Task requirements:
Lines from the entries below that hold "text" form the answer; copy all of them.

========================================

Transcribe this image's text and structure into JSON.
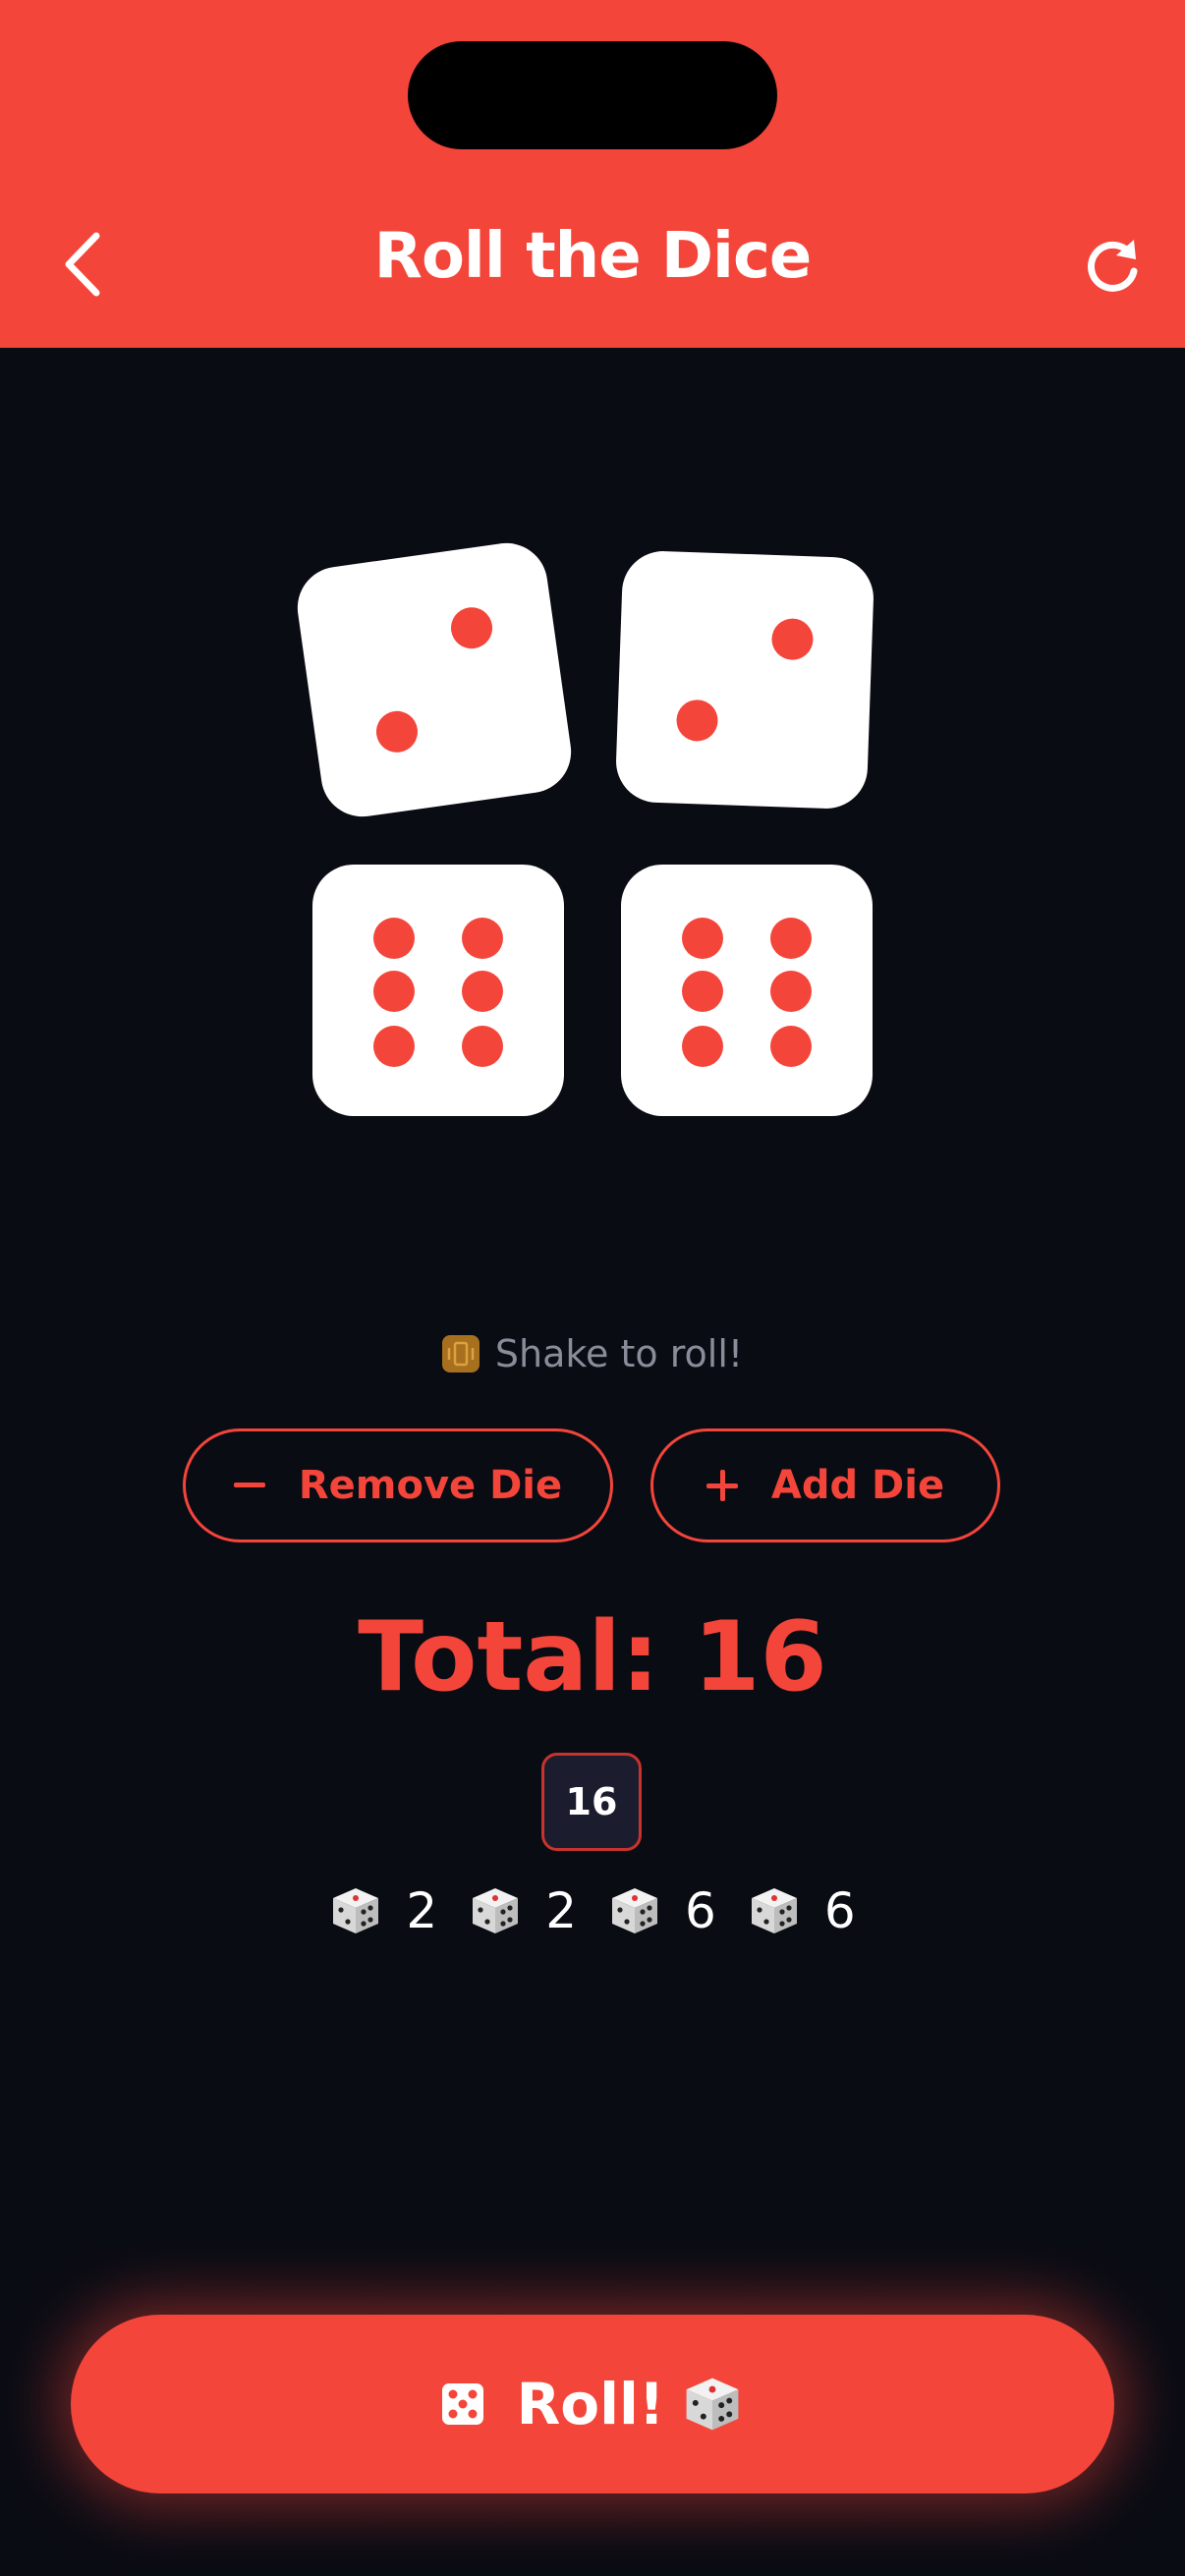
{
  "header": {
    "title": "Roll the Dice",
    "back_icon": "chevron-left-icon",
    "refresh_icon": "refresh-icon"
  },
  "dice": [
    {
      "value": 2
    },
    {
      "value": 2
    },
    {
      "value": 6
    },
    {
      "value": 6
    }
  ],
  "hint": {
    "text": "Shake to roll!",
    "icon": "vibrating-phone-icon"
  },
  "buttons": {
    "remove_label": "Remove Die",
    "add_label": "Add Die"
  },
  "total": {
    "text": "Total: 16",
    "chip": "16"
  },
  "breakdown": [
    "2",
    "2",
    "6",
    "6"
  ],
  "roll": {
    "label": "Roll!"
  },
  "colors": {
    "accent": "#f4453a",
    "background": "#0a0c14",
    "chip_bg": "#1b1d2e"
  }
}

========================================

Written reply:
Transcribe this image's text and structure into JSON.
    "text": "Shake to roll!",
    "text": "Total: 16",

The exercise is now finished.